### What to produce
Work out how many lines in the listing below include the word "name"; answer with the number alone.

*** Begin section ***

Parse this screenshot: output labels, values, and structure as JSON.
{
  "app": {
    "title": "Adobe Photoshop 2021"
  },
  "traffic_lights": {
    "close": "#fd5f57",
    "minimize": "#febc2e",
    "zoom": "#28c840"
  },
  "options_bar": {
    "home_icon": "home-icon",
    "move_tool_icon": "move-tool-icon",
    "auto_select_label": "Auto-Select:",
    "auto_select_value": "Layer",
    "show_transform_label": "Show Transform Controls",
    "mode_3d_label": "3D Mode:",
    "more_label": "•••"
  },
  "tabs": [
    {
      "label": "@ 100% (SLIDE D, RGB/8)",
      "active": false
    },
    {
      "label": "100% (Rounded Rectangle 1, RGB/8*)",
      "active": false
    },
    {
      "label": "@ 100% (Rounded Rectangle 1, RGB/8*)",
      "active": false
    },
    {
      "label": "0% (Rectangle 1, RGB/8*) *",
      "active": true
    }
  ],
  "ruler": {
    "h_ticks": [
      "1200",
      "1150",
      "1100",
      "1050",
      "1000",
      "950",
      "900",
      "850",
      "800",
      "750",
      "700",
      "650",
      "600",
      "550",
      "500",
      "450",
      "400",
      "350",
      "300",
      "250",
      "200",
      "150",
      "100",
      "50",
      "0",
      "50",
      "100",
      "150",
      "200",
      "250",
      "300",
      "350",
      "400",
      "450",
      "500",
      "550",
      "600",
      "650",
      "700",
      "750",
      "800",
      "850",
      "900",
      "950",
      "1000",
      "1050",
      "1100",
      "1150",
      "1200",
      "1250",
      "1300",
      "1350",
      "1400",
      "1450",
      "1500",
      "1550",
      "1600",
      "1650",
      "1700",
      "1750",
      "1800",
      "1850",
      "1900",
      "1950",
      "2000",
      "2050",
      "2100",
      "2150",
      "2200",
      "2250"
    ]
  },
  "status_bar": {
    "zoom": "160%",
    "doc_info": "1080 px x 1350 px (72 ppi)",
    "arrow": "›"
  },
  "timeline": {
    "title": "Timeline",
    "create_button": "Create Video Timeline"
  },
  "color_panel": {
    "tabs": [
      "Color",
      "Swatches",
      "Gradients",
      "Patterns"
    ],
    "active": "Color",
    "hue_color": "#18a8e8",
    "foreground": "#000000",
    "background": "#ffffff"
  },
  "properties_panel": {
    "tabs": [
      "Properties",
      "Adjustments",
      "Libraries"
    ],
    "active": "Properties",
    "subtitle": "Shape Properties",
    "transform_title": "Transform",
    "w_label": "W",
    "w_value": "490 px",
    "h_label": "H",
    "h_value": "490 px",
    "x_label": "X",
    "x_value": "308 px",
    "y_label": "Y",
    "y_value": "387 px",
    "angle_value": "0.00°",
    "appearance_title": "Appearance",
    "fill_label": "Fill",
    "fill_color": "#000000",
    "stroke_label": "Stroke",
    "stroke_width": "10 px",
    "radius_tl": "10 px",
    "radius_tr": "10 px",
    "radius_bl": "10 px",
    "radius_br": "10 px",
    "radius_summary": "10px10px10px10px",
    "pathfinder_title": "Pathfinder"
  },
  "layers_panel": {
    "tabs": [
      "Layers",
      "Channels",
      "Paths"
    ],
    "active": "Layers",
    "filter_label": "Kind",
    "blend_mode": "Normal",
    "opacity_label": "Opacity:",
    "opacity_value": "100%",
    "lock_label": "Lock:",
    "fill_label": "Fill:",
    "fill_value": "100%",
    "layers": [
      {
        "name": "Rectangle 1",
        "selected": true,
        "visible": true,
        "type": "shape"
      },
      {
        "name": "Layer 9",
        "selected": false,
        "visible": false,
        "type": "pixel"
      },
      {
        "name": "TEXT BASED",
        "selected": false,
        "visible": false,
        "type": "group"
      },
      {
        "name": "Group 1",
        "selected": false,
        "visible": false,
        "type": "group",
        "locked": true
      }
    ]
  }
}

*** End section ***

### Reply
4